DATA SUPPLIED:

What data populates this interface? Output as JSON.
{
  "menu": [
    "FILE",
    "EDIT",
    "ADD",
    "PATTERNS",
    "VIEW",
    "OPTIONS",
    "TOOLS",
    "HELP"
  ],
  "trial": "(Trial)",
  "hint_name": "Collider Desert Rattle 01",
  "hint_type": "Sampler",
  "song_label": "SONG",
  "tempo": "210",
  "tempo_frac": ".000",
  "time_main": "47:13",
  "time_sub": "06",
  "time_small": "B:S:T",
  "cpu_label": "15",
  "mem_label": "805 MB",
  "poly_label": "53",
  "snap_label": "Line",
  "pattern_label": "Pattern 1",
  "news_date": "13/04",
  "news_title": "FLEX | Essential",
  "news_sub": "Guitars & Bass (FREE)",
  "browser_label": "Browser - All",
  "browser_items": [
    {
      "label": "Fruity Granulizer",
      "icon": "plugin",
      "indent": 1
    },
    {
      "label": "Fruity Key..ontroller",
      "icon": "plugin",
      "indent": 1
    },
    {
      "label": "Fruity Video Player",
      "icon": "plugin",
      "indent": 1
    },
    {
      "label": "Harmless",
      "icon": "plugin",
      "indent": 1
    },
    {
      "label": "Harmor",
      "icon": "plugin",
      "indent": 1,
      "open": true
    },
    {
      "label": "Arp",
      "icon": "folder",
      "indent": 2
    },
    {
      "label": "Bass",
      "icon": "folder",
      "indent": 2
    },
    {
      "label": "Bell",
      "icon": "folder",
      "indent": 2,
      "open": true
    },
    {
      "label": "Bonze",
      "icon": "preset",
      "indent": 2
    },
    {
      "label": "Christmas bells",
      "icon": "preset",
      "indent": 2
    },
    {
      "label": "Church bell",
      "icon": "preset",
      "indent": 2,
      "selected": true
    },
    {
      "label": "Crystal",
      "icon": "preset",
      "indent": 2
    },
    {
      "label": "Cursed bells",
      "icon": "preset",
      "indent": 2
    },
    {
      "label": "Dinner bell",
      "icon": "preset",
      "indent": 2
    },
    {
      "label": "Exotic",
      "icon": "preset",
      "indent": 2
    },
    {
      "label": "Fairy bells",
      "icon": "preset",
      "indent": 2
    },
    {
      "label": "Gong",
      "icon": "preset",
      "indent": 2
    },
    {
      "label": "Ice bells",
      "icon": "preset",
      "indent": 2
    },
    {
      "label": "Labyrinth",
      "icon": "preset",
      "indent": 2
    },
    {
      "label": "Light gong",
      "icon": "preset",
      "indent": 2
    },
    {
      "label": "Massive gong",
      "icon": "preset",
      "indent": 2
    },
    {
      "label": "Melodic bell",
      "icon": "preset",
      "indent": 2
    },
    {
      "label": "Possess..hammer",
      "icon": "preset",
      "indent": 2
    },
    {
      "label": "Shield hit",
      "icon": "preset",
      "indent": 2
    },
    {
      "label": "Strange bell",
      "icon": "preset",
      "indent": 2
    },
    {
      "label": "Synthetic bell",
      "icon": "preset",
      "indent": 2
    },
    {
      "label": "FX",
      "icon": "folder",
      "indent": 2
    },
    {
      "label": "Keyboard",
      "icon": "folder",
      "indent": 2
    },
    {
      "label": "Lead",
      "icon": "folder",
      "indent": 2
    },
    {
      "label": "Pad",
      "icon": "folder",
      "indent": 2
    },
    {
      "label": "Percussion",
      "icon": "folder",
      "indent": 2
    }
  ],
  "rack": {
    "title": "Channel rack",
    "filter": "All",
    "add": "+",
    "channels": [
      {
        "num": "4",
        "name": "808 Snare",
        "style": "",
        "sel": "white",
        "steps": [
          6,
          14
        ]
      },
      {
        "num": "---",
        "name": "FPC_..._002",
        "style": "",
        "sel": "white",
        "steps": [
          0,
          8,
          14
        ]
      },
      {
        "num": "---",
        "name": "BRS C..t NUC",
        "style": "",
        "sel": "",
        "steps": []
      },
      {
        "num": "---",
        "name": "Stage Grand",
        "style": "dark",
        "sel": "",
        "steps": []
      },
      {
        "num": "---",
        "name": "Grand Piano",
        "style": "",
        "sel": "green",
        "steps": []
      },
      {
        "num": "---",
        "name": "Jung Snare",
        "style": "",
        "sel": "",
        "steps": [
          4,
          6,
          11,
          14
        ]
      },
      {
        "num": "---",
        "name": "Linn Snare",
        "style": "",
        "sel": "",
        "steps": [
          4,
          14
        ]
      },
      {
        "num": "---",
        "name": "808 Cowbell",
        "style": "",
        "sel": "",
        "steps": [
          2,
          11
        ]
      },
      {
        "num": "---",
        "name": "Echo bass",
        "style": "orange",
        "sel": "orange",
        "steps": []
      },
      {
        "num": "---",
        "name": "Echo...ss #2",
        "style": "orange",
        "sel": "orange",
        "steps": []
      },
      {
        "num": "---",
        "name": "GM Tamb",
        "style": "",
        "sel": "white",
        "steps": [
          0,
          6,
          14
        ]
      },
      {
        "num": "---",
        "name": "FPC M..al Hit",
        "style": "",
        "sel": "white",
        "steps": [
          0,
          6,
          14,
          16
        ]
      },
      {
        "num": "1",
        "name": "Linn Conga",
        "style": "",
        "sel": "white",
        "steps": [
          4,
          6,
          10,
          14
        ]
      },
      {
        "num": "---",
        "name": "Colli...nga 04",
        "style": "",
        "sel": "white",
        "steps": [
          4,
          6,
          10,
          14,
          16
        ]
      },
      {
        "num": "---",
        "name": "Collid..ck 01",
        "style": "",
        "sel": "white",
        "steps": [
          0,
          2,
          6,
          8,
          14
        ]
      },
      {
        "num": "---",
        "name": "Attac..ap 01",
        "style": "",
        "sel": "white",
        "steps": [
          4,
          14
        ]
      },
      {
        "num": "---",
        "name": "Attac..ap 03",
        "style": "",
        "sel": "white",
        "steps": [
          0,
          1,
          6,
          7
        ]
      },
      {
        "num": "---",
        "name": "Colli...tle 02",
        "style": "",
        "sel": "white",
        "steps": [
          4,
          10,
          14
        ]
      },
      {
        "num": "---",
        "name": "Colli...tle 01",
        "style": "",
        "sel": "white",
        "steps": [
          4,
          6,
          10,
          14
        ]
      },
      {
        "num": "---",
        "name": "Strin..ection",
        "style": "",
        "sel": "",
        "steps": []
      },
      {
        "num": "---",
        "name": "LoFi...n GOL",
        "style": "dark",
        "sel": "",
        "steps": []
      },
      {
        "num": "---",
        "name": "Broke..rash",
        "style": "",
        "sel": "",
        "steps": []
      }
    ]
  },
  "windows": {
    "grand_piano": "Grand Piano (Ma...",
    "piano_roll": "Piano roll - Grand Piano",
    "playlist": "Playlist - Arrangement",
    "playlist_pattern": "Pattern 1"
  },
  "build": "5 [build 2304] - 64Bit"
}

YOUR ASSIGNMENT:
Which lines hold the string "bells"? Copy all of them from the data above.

OUTPUT BELOW:
      "label": "Christmas bells",
      "label": "Cursed bells",
      "label": "Fairy bells",
      "label": "Ice bells",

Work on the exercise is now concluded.